When Athena came to me, she had been diagnosed with an unusual genetic mutation. The specialist insisted upon reconstructive surgery. But the system decided against it. Athena’s head was noticeably misshapen. Her one eye was recessed and it was unclear if she would be able to see properly as time went on. The decision didn’t appear to be in her best interest. As the foster parent, there was nothing I could do but pray and love her. In the end God has reshaped her head. Her eyes are aligned, though one remains slightly smaller. Had I been her legal mother, I would have decided on surgery when the world renowned geneticist insisted it was the best course of action. But Athena was subject to the decision of a system. Among other things, that system was bound by the challenge of legal custody. At that point, they were still trying to connect with the birth family – who were living in another country. The system didn’t have the authority to take medical action in a situation that was hardly routine. I am eternally grateful for Athena’s healing.

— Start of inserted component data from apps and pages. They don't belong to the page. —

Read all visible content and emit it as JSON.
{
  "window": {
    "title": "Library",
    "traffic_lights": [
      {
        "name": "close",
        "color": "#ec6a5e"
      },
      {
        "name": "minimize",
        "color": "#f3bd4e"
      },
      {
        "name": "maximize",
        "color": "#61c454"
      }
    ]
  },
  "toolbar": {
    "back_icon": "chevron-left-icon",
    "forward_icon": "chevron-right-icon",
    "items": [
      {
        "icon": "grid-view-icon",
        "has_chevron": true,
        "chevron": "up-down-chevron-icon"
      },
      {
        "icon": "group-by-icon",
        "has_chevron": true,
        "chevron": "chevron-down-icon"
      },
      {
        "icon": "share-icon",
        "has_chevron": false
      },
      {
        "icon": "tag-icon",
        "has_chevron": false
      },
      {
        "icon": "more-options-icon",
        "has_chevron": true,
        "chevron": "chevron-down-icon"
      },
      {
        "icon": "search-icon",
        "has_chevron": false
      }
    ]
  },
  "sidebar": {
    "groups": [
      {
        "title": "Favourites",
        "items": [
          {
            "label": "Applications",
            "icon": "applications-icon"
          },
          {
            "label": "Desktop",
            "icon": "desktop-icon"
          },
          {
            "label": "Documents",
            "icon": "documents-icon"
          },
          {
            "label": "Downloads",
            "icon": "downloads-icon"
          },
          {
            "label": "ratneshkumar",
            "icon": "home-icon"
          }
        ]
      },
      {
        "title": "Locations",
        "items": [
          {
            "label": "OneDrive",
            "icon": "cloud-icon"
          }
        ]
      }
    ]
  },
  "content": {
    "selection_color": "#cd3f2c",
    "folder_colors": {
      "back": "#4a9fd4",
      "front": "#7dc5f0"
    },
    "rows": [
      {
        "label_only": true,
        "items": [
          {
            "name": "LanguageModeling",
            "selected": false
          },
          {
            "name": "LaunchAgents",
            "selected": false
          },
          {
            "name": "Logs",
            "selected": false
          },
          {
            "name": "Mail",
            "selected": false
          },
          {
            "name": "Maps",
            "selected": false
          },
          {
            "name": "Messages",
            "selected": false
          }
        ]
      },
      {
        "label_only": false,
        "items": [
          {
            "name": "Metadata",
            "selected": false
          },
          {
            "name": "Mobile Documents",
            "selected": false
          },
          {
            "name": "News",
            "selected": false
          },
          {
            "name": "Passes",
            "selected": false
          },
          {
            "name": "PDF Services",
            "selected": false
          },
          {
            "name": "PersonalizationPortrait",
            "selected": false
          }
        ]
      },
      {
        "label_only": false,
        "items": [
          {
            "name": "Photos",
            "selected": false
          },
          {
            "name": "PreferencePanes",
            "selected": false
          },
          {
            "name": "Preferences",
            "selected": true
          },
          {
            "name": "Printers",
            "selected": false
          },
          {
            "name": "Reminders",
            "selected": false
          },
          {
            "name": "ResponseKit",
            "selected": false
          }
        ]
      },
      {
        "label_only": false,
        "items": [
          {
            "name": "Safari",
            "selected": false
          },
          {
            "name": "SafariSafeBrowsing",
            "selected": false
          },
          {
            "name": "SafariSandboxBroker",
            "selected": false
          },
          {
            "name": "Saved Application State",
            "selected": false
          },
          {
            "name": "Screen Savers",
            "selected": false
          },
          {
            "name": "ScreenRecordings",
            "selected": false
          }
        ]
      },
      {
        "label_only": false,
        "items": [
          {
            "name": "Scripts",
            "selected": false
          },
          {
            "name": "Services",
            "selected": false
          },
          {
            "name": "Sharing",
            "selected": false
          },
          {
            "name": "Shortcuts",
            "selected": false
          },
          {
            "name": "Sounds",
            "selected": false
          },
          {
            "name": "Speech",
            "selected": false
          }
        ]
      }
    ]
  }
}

It was a miracle. Followed by an even greater miracle – that she was released from the system. Now that Athena’s adopted she has a parent – me – who has legal authority to make decisions for her life. And those choices are based on love and a desire to do what’s best for Athena. The system is unable to operate under that mandate. There are rules, regulations, and budget realities that make it impossible.

Athena & mommy - October 2014

Athena & mommy – October 2014

It’s a necessary system. But it’s a system. This year, as my church focuses on Jubilee, I’m praying for the release of captives. Foster children are captive to a system. Even operating at it’s absolute best, a system is no substitute for healthy, loving parents. So I’m praying this year, children will be released from the system into healthy, life-giving families. First and foremost, I’m praying for birth parents to come to a place of health. If at all possible, this is where kids should be. Should that not be possible, I’m praying for adoptions to occur at an exponential pace.

It was 9mths from the time my daughters became available for adoption until they were officially “placed” with me for adoption. (In our case, since the girls were already living with me, the placement was just a visit from the adoption worker that involved paperwork making the adoption official.)

9mths in the life of a child is a very long time. There are families waiting to adopt. There are children needing to be adopted. Let’s pray that comes together miraculously fast. Let’s pray that this year, many children are released from the captivity of the system into healthy families who can care for them to a degree the system can’t. Because even operating at it’s absolute best, a system is no place for a child to grow up.